- Budgetary limits during the 2010s have reduced the Tomb’s open hours from seven days to five days a week, and even during the days it is open, the Tomb is closed on a staggered hour basis in order to enable rangers to staff the pavilion. The site staff consists of dedicated and capable park rangers, but the site needs to be fully staffed.
- The pavilion and grounds north and south of Grant’s Tomb are an integral part of the site, yet they are owned by the City of New York. The City has failed to allocate the resources required to maintain that property on any consistent basis.
- On top of all this, the Tomb was never completed as envisioned. An opportunity now exists to bring the vision behind the Tomb to its proper architectural completion while making the site accessible to the handicapped.

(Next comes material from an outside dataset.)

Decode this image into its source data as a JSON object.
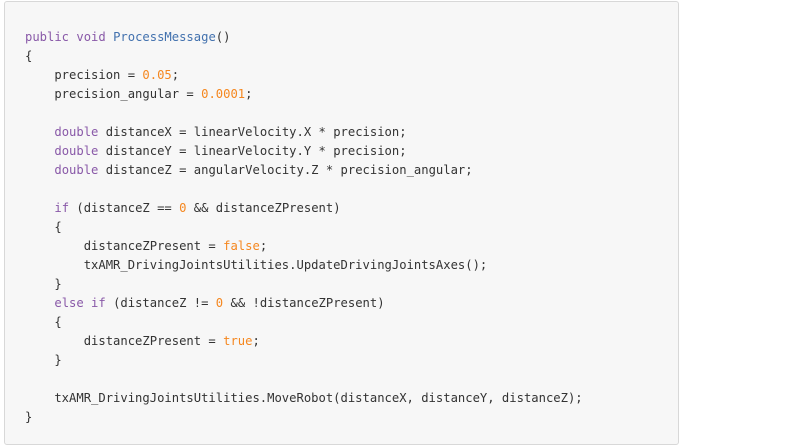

The letter proposes appropriations and authorizing measures from Congress to advance (1) the physical maintenance of the site, (2) visitor access/education, (3) the completion of the monument, and (4) fitting measures to mark the Grant bicentennial:
- Increase security at the site with a minimum of two guards, preferably drawn from the U.S. Park Police, at all times, and the installation of security cameras.
- Repair the discoloration and peeling from water damage at the cupola/roof level and reliquary room ceilings, along with any associated waterproofing deficiencies, and establish ongoing monitoring to prevent further damage.
- Remedy the discoloration of the marble floor surrounding the sarcophagi of Ulysses and Julia Grant following sound preservation standards.
- Repair the broken, cracked outdoor plaza surrounding the Tomb, including repointing and, where necessary, replacement of bluestone pavers, granite pavers, the monument’s steps, and the adjoining south plaza and two stairways.
- Ongoing maintenance of the stone plaza and stairway north of the Tomb, as well as repair or replacement of the black fence surrounding the temporary tomb site and restoration and maintenance of the landscape.
- Installation of enhanced outdoor lighting to properly illuminate the monument at night.
- Expansion of the park boundaries to include the overlook pavilion and roughly the southern half of the “island” of land on which Grant’s Tomb sits enclosed by the northbound and southbound lanes of Riverside Drive, from the area behind the north plaza’s temporary tomb memorial area to the stone plaza extending south from the entrance of the monument. This proposal is illustrated in Exhibits M and N to the letter.
- Complete the monument with a crowning finial for the summit of the building and an equestrian statue of Grant in the front plaza.
- Expand the open hours of the site to seven days a week throughout the year and ensure that staffing is adequate to provide public access to the Tomb proper during all open hours.
- Digitize and make accessible to the public all items in the NPS’s General Grant National Memorial archives. Update the archival catalog for accuracy, comprehensiveness, and optimal online access.
- Redesignate the monument as Grant’s Tomb National Monument.
- Authorize the creation of an expanded visitor center with space for improved, interactive exhibits, along with expanded restroom facilities and access to both the visitor center and the Tomb for persons with disabilities.
- Authorize a commemorative coin marking the 200th anniversary of Grant’s birth, the proceeds of which shall help fund maintenance and operations at the site.
- As a further bicentennial measure, pass legislation authorizing and requesting the appointment of Grant posthumously as “General of the Armies of the United States,” as was done for George Washington, with the appointment effective April 9, 1865.
The letter is accordingly addressed to President Donald Trump; Senate Subcommittee on National Parks Chairman Steve Daines; House Subcommittee on National Parks, Forests, and Public Lands Chairman Deb Haaland; Senate Appropriations Subcommittee on Interior, Environment, and Related Agencies Chairman Lisa Murkowski; House Appropriations Subcommittee on Interior, Environment, and Related Agencies Chairman Betty McCollum; and Mayor Bill de Blasio.
The Grant Monument Association encourages you to write your senators and House members in Washington in support of the above goals.
Thank you for your support!